Absolutely does not have to be carbon. Oftentimes carbon shouldn’t be the choice. Nothing wrong per se with aluminum - some manufacturers like Cannondale do great things with it. And hey, no rust! Titanium is a great higher-end alternative to carbon as well. Heck, some small, “craft” shops are reviving steel for their custom bikes. Many, many factors involved.
The old adage is you want build quality, stiffness, and low price in your bike - but you can only have two out of the three. Obviously frame is the biggest factor in weight, but wheelsets and components matter too (as you noted). And of course, as coach used to say, you can spend thousands to shave a couple kilos’ weight off your bike, or next-to-nothing to shave a couple kilos’ weight off your backside.
My personal take on carbon is that - for non-elites - many people get carbon because it’s the “in” thing, and what they see online and at big events. Great material, and clearly a lot of benefit to both the manufacturer and the buyer, but there’s a cost/benefit with everything. As an example, build quality and long-term endurance re: carbon long-term is an open question. Issues cropping up in older, or less expensive carbon bikes with lower build quality, fiber delamination, and the difficulty and expense of detecting, testing, and repairing damage to those frames. Just recently read an article in Outside Magazine along these lines from a couple years’ back (not to scare you!):

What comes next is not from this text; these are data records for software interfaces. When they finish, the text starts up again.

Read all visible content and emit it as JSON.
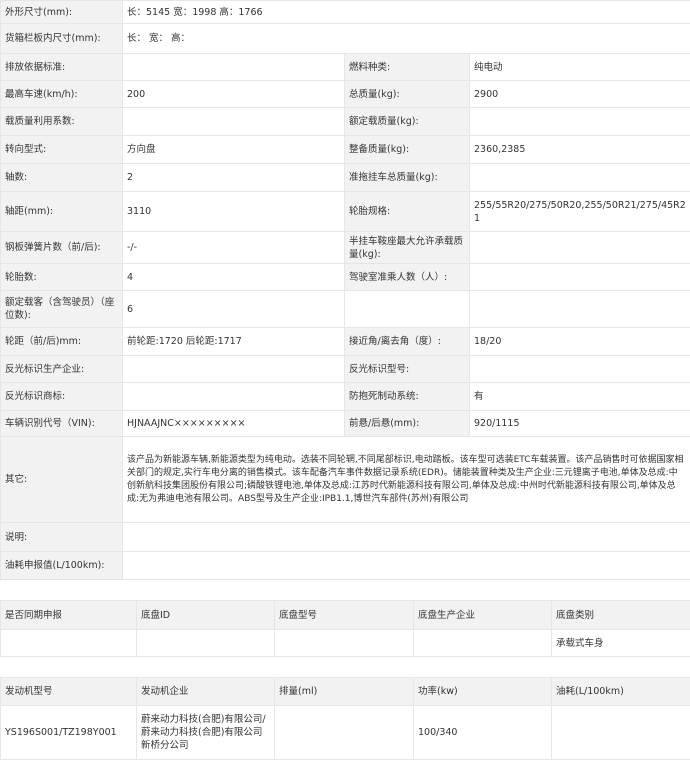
{
  "specs": {
    "outer_size": {
      "label": "外形尺寸(mm):",
      "value": "长：5145 宽：1998 高：1766"
    },
    "cargo_box": {
      "label": "货箱栏板内尺寸(mm):",
      "value": "长：  宽：  高："
    },
    "emission_std": {
      "label": "排放依据标准:",
      "value": ""
    },
    "fuel_type": {
      "label": "燃料种类:",
      "value": "纯电动"
    },
    "max_speed": {
      "label": "最高车速(km/h):",
      "value": "200"
    },
    "total_mass": {
      "label": "总质量(kg):",
      "value": "2900"
    },
    "load_util": {
      "label": "载质量利用系数:",
      "value": ""
    },
    "rated_load": {
      "label": "额定载质量(kg):",
      "value": ""
    },
    "steering": {
      "label": "转向型式:",
      "value": "方向盘"
    },
    "curb_weight": {
      "label": "整备质量(kg):",
      "value": "2360,2385"
    },
    "axles": {
      "label": "轴数:",
      "value": "2"
    },
    "trailer_mass": {
      "label": "准拖挂车总质量(kg):",
      "value": ""
    },
    "wheelbase": {
      "label": "轴距(mm):",
      "value": "3110"
    },
    "tire_spec": {
      "label": "轮胎规格:",
      "value": "255/55R20/275/50R20,255/50R21/275/45R21"
    },
    "leaf_springs": {
      "label": "钢板弹簧片数（前/后):",
      "value": "-/-"
    },
    "saddle_load": {
      "label": "半挂车鞍座最大允许承载质量(kg):",
      "value": ""
    },
    "tire_count": {
      "label": "轮胎数:",
      "value": "4"
    },
    "cab_passengers": {
      "label": "驾驶室准乘人数（人）:",
      "value": ""
    },
    "rated_seats": {
      "label": "额定载客（含驾驶员）（座位数):",
      "value": "6"
    },
    "track": {
      "label": "轮距（前/后)mm:",
      "value": "前轮距:1720 后轮距:1717"
    },
    "approach_angle": {
      "label": "接近角/离去角（度）:",
      "value": "18/20"
    },
    "reflector_maker": {
      "label": "反光标识生产企业:",
      "value": ""
    },
    "reflector_model": {
      "label": "反光标识型号:",
      "value": ""
    },
    "reflector_brand": {
      "label": "反光标识商标:",
      "value": ""
    },
    "abs": {
      "label": "防抱死制动系统:",
      "value": "有"
    },
    "vin": {
      "label": "车辆识别代号（VIN):",
      "value": "HJNAAJNC×××××××××"
    },
    "overhang": {
      "label": "前悬/后悬(mm):",
      "value": "920/1115"
    },
    "other": {
      "label": "其它:",
      "value": "该产品为新能源车辆,新能源类型为纯电动。选装不同轮辋,不同尾部标识,电动踏板。该车型可选装ETC车载装置。该产品销售时可依据国家相关部门的规定,实行车电分离的销售模式。该车配备汽车事件数据记录系统(EDR)。储能装置种类及生产企业:三元锂离子电池,单体及总成:中创新航科技集团股份有限公司;磷酸铁锂电池,单体及总成:江苏时代新能源科技有限公司,单体及总成:中州时代新能源科技有限公司,单体及总成:无为弗迪电池有限公司。ABS型号及生产企业:IPB1.1,博世汽车部件(苏州)有限公司"
    },
    "note": {
      "label": "说明:",
      "value": ""
    },
    "fuel_report": {
      "label": "油耗申报值(L/100km):",
      "value": ""
    }
  },
  "chassis": {
    "headers": [
      "是否同期申报",
      "底盘ID",
      "底盘型号",
      "底盘生产企业",
      "底盘类别"
    ],
    "row": [
      "",
      "",
      "",
      "",
      "承载式车身"
    ]
  },
  "engine": {
    "headers": [
      "发动机型号",
      "发动机企业",
      "排量(ml)",
      "功率(kw)",
      "油耗(L/100km)"
    ],
    "row": [
      "YS196S001/TZ198Y001",
      "蔚来动力科技(合肥)有限公司/蔚来动力科技(合肥)有限公司新桥分公司",
      "",
      "100/340",
      ""
    ]
  }
}
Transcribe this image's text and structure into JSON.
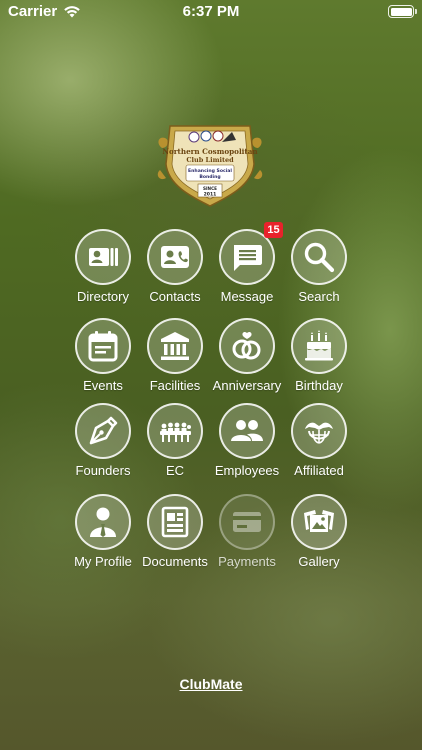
{
  "status": {
    "carrier": "Carrier",
    "time": "6:37 PM"
  },
  "logo": {
    "name_line1": "Northern Cosmopolitan",
    "name_line2": "Club Limited",
    "tagline1": "Enhancing Social",
    "tagline2": "Bonding",
    "since": "SINCE",
    "year": "2011"
  },
  "tiles": [
    {
      "label": "Directory",
      "icon": "directory-icon"
    },
    {
      "label": "Contacts",
      "icon": "contacts-icon"
    },
    {
      "label": "Message",
      "icon": "message-icon",
      "badge": "15"
    },
    {
      "label": "Search",
      "icon": "search-icon"
    },
    {
      "label": "Events",
      "icon": "calendar-icon"
    },
    {
      "label": "Facilities",
      "icon": "bank-icon"
    },
    {
      "label": "Anniversary",
      "icon": "rings-icon"
    },
    {
      "label": "Birthday",
      "icon": "cake-icon"
    },
    {
      "label": "Founders",
      "icon": "pen-nib-icon"
    },
    {
      "label": "EC",
      "icon": "meeting-icon"
    },
    {
      "label": "Employees",
      "icon": "people-icon"
    },
    {
      "label": "Affiliated",
      "icon": "globe-handshake-icon"
    },
    {
      "label": "My Profile",
      "icon": "profile-icon"
    },
    {
      "label": "Documents",
      "icon": "documents-icon"
    },
    {
      "label": "Payments",
      "icon": "card-icon"
    },
    {
      "label": "Gallery",
      "icon": "gallery-icon"
    }
  ],
  "footer": {
    "link": "ClubMate"
  },
  "colors": {
    "badge": "#e8222b",
    "accent": "#c9a94a"
  }
}
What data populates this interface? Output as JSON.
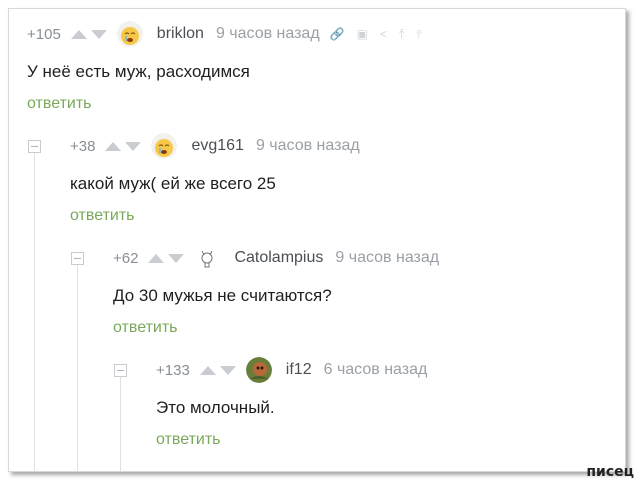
{
  "reply_label": "ответить",
  "comments": [
    {
      "rating": "+105",
      "author": "briklon",
      "time": "9 часов назад",
      "text": "У неё есть муж, расходимся",
      "avatar": "crying-emoji-avatar",
      "tools": [
        "link-icon",
        "save-icon",
        "share-icon",
        "scroll-up-icon",
        "branch-icon"
      ]
    },
    {
      "rating": "+38",
      "author": "evg161",
      "time": "9 часов назад",
      "text": "какой муж( ей же всего 25",
      "avatar": "crying-emoji-avatar"
    },
    {
      "rating": "+62",
      "author": "Catolampius",
      "time": "9 часов назад",
      "text": "До 30 мужья не считаются?",
      "avatar": "lamp-cat-avatar"
    },
    {
      "rating": "+133",
      "author": "if12",
      "time": "6 часов назад",
      "text": "Это молочный.",
      "avatar": "photo-avatar"
    }
  ],
  "watermark": "писец",
  "colors": {
    "reply": "#7aa85a",
    "rating": "#8a8f95",
    "time": "#9ba0a6",
    "arrows": "#c9ccd0"
  }
}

(FWIW, I happily raced an aluminum bike for a number of years - beats you up a little on rough roads, but endured a long time).
Happy riding with whatever you’re on.